Changes to the Way Customers Buy


Where did you get that? Is a familiar question for me. The other day I was walking to my car when the woman in the couple across the street pointed at me and said "I want a coat just like that one". I know exactly where I bought it in Modena.

In the now rare instances when I am at a store, people often ask for my advice — does this look good  on me? What do you think, should I go for the other one? Yeah, there's a couple of apps for that, too.

Due in part to my cultural upbringing — the Made in Italy thing — and in part to the ability to connect the dots on composition — putting together things creatively in a way that results pleasing to many, I have been able to mix and match creatively and on a budget anything, from attire to home decor.

There are many people who have the same or similar gifts for selecting the best items, and helping you buy wisely. This has always been a hot trend. Reviews have an impact on buying behaviors. Aside from trying to game or buy reviews, which I don't recommend, how can you find what really affects behavior?

Social influences is part of that. Which is why tools that allow people to display what they read, listen to, and buy are making such strong inroads. For example, my boards on Pinterest are a mix of things I have done, and things I might like to do.

When it comes to influence, the strongest lever any brand has is the direct appeal — give people enough visual and emotional appeal, with just enough information an individual needs to convince themselves, and you're there.

It is a big deal for brands. Because the number of people who ask that question to a friend, colleague, or neighbor has gone up exponentially and now, thanks to social networks and apps, we see it.

Brands that are starting to pay serious attention to this trend, the "I'm putting my money on it" kind, are already realizing its benefits.

Welcome to the recommendation economy

For the kinds of investments we're talking about, companies want surer bets. What would a more accurate hit ratio look like on your balance sheet? Would it not be more profitable to court the right customers?

The biggest value for content creators, marketers, sales professionals, publishers, and anyone working with brands is in the ability to literally pin down their audience for long enough to make that connection at the moment they are ready to buy (ideally a little earlier, when they intend to do it, if your brand is not a slam dunk).

Are customers going to be powerless in how this shift happens?

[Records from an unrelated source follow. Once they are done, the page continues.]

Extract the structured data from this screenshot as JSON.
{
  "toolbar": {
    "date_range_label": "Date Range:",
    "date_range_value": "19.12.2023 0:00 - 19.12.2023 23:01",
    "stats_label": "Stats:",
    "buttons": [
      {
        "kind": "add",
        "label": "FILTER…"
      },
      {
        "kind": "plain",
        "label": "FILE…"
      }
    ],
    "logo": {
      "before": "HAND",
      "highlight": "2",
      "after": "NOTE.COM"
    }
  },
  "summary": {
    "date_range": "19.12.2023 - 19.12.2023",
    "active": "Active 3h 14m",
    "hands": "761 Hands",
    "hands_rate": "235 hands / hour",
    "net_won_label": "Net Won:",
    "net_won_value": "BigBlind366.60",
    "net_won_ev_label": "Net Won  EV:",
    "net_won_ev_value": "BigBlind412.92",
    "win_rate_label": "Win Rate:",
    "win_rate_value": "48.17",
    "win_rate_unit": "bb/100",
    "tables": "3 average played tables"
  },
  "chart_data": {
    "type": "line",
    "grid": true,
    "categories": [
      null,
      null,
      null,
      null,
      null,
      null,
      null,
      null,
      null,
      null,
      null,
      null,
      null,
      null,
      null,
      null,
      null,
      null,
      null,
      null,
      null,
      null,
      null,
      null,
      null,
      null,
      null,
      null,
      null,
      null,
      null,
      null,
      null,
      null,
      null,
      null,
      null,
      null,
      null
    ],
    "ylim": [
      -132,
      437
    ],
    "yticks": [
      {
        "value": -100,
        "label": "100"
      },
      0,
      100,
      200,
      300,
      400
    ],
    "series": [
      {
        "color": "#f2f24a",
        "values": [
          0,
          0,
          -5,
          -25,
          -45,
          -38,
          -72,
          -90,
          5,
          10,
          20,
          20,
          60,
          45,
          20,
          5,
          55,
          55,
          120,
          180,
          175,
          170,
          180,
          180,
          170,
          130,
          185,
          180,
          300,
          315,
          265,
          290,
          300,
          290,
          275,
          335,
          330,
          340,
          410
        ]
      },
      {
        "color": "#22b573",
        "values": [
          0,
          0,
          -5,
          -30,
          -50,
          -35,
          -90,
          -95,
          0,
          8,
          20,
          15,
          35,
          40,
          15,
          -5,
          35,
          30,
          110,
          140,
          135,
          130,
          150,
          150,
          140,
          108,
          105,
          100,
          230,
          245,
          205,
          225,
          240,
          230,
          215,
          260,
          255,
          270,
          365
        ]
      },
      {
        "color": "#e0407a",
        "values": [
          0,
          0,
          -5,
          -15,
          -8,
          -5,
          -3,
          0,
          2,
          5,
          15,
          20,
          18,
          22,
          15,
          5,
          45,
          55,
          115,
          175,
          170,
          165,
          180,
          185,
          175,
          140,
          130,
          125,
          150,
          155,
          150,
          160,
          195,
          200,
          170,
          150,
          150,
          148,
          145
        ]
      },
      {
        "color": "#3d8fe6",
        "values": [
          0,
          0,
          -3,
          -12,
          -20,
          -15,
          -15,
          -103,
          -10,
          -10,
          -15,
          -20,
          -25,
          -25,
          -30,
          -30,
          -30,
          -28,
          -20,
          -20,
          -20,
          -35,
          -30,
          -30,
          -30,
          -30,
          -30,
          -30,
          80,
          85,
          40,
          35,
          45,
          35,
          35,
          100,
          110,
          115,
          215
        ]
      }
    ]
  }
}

I've been thinking about it ever since I received the new "Changes to Google Privacy Policy and Terms of Service" dear user email a couple of days ago. Who would pay $5,000 to use Google? The answer is YOU, us. According to Smart Money:

The new privacy policy – which Google contends will allow it to better target ads — goes into effect on March 1.

In a press release, the company said it may combine the information users submit under their email accounts with information from other Google services or third parties.

What people do and share on the social networking site Google+, Gmail and YouTube will be combined to create a more three-dimensional picture of consumers’ likes and dislikes, according to reports. Google did not return calls seeking comment.

That information is more valuable than you know. Even as Google says they will not sell it, they trade it and share it.

Trading better promises?

Organizations are changing their policies so they can have more data to trade — and make a profit on. Is this trade going to be about making better promises? Or will Google be the new Facebook?

That would be a shame. There is a fine line between providing a better experience and going wild on recommendations based upon a whim search for a blog post. Indeed I use many Google products, which makes it easy to keep an eye on me and many others like me.

Good trade is that which allows a company to make better promises. The biggest factor influencing changes in the way customers buy is trust. Where is the line between useful and creepy? Speaking clearly is a first step.

I do wonder about this point. Is the new, combined, Google privacy policy clear to you? Did you read it? Does it define well your ability to make corrections and changes as needed? There are some things one cannot change, so if you goofed on a critical piece of information, well, that's the way it is.

How about the dashboard? Do you understand where the information is aggregated from and how to change your settings? Do you care to, or it doesn't matter? I confess I'm going to need extra help in some entries there. And I spend a lot of time using, testing, and reviewing technologies.

The changes in the way customers buy should impact the way companies actually conduct business, not just their data collection policies. When speaking clearly is real and is executed well, as in acting appropriately, you make your business enduring.

Because that's where the new opportunities are — in the flux of understanding your customers and actually helping them do what they want to do.

How do you do that? This is my passion and work — connecting the talk with the walk, brands with customers (and their friends), I call it marketing that makes business sense. If this is something that interests you, contact me today.

As for Google, it looks like advertisers are winning over user search.